  • Provides in-depth information
  • Implementation and analysis requires a minimum of specialized skills
  • Can be inexpensive to implement
  • Participants influence each other
  • Subjective
  • Potential for facilitator bias
  • Can be difficult to analyze
  • Results are not quantifiable to a population
In-depth interviews
  • Telephone or in-person one-on-one interviews
  • Interviewer follows an outline but has flexibility
  • Usually 10 to 40 are completed per ‘type’ of respondent
  • To investigate sensitive issues with a small number of stakeholders
  • To develop a better understanding of stakeholder attitudes, opinions, and language
  • Provides a confidential environment
  • Eliminates peer influence
  • Opportunity for interviewer to explore unexpected issues
  • Provides more detailed information than focus groups
  • More expensive to implement and analyze than focus groups
  • Potential for interviewer bias
  • Can be difficult to analyze
  • Results are usually not quantifiable to a population
Open-ended survey questions
  • Structured questions on a telephone or e-mail survey that allow the respondent to provide a complete answer in their own words
  • To add depth to survey results
  • To further explore the reasons for answers to close-ended questions for exploratory questions
  • Adds depth to quantitative data
  • Generalizable to population
  • Time-consuming to analyze properly
  • Adds considerable time to the survey
  • Not flexible
  • Detailed account of aspects of a program
  • On-going documentation by one or more stakeholders
  • Used primarily for process evaluation
  • Puts other evaluation results in context
  • Captures information often not thought of before
  • Very inexpensive to collect
  • Can be difficult and expensive to analyze
  • Observations are subjective

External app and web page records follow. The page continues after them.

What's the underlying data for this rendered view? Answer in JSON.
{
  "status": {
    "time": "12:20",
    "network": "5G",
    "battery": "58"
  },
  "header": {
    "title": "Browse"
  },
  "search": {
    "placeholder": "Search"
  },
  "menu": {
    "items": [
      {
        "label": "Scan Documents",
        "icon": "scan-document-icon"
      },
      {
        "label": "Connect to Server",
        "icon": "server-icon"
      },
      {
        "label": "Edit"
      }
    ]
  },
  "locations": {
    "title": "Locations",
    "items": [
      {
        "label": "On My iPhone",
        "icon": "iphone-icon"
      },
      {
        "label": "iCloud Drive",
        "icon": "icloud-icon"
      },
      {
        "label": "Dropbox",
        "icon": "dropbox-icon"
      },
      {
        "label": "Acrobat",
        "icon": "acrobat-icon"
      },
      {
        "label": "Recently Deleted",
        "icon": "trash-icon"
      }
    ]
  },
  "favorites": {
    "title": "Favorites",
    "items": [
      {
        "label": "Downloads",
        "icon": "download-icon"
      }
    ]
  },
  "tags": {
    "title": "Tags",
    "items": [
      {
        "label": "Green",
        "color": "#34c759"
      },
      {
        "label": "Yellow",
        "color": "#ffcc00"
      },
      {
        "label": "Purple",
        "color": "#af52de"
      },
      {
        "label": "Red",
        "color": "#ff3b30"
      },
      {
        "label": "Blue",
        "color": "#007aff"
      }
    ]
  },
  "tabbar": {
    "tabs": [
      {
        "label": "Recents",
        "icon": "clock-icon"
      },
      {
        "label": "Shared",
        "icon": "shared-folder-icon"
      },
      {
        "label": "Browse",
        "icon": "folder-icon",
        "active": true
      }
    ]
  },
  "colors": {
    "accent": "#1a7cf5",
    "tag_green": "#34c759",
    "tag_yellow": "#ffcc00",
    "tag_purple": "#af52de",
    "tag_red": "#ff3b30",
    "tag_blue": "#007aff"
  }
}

Table 2 Commonly Used Quantitative Methods

  Description Purpose Strengths Limitations
  • Completion of structured questionnaire by many stakeholders within a relatively short time frame
  • Can be completed by telephone, mail, fax, or in-person
  • To collect feedback that is quantifiable and generalizable to an entire population
  • Results are generalizable to an entire population
  • Standardized, structured questionnaire minimizes interviewer bias
  • Tremendous volume of information collected in short period of time
  • Rarely provides comprehensive understanding of respondent’s perspective
  • Can be very expensive
  • Requires some statistical knowledge and other specialized skills to process and interpret results
Process tracking forms/records
  • Collection of process measures in a standardized manner
  • Usually incorporated into a program routine
  • To document the process of a program
  • To identify areas for improvement
  • Can be incorporated into normal routine
  • Fairly straightforward to design and use
  • Can provide very accurate, detailed process information
  • Can be seen as extra burden on staff/volunteers
  • Risk that forms/records will not be completed regularly or accurately
Large data sets
  • Accessing existing sources of research data for information about your population of interest
  • To position your program within a broader context
  • To monitor trends in your population of interest
  • Can be expensive or free to access
  • Can provide accurate, well-researched information
  • Can lead to networking and information-sharing opportunities
  • Minimal usefulness for evaluating your program
  • Can be difficult to relate specifically to your program

[1] Kellogg’s Foundation, “Evaluation Handbook,” http://www.wkkf.org/knowledge-center/resources/2010/W-K-Kellogg-Foundation-Evaluation-Handbook.aspx (accessed December 29, 2009).

[2] Luuk Engbers. “Monitoring and Evaluation of Worksite Health Promotion Programs – Current state of knowledge and implications for practice,” World Health Organization (2008) http://www.who.int/dietphysicalactivity/Engbers-monitoringevaluation.pdf (accessed December 29, 2009).